LAKELAND, the company that owns Hoganess Salmon, on Shetland’s west side, has suspended the fish farm from the industry’s certification schemes.

Animal welfare charity Scottish SPCA is currently leading an investigation into suspected poisoning of 6,000 farmed salmon that died on 15 August.

This week the company, which is owned by Norwegian firm Marine Farms, admitted to the Oslo stock exchange that illegal chemicals may have been used at the fish farm, based at Burrastow, near Walls.

Now the company has removed Hoganess Salmon from the food quality certification schemes operated by the Scottish Salmon Producers’ Organisation, Scottish Quality Salmon and Shetland Aquaculture.

The organisations said they were “deeply shocked at the severity of the allegations” that had been made, but insisted they remained no more than speculation.

In a joint statement they said: “The SSPO and Shetland Aquaculture are aware that investigations are currently underway by a number of statutory agencies in connection with Hoganess Salmon in Shetland.

“While the SSPO and Shetland Aquaculture are deeply shocked at the severity of the allegations unfolding, we recognise that the speculation is precisely that and it is important to allow the investigating authorities to carry out their work and report in due course. The SSPO and Shetland Aquaculture have urged the company to assist the investigating agencies fully.

“For the time being, until the next steps become clear, the organisations have accepted the company’s offer for the sites under investigation to be suspended from existing certification schemes operated by the SSPO, Scottish Quality Salmon and Shetland Aquaculture.”

SSPO chief executive Scott Landsburgh described the step as “a precautionary measure”. He said: “You guarantee a certain quality through a certification scheme.
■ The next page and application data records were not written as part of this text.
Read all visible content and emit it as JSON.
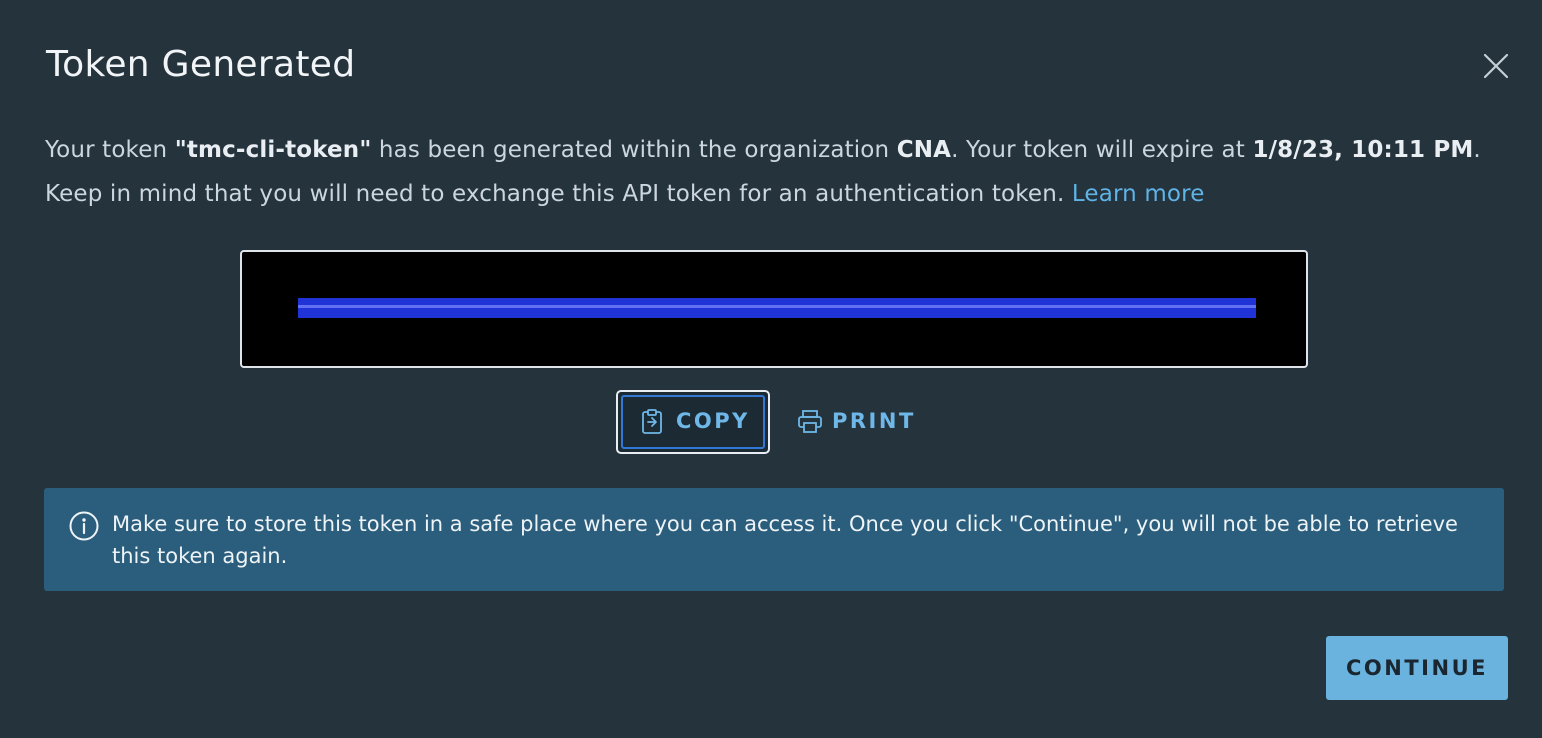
{
  "dialog": {
    "title": "Token Generated",
    "close_icon": "close-icon"
  },
  "message": {
    "line1_prefix": "Your token ",
    "token_name": "\"tmc-cli-token\"",
    "line1_mid": " has been generated within the organization ",
    "organization": "CNA",
    "line1_mid2": ". Your token will expire at ",
    "expiry": "1/8/23, 10:11 PM",
    "line1_suffix": ".",
    "line2": "Keep in mind that you will need to exchange this API token for an authentication token. ",
    "learn_more": "Learn more"
  },
  "token": {
    "value": "",
    "redacted": true
  },
  "actions": {
    "copy_label": "COPY",
    "copy_icon": "clipboard-icon",
    "print_label": "PRINT",
    "print_icon": "printer-icon"
  },
  "info": {
    "icon": "info-icon",
    "text": "Make sure to store this token in a safe place where you can access it. Once you click \"Continue\", you will not be able to retrieve this token again."
  },
  "footer": {
    "continue_label": "CONTINUE"
  },
  "colors": {
    "background": "#25333d",
    "accent": "#69b3de",
    "link": "#5fb3e6",
    "info_banner": "#2b5e7d",
    "focus_ring": "#3178d6"
  }
}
We are not saying they can’t do that, but at the same time they want to be as cautious as possible.”

Hoganess Salmon grows about 3,000 tonnes of salmon over an 18 month cycle.

Meanwhile the English animal welfare charity RSPCA has pointed out that Lakeland’s marine operations have never been certified under its Freedom Foods brand.

Lakeland carries the Freedom Foods badge on its website, but an RSPCA spokeswoman said this only applied to their freshwater activities and they would be speaking to the company to ensure this was clarified.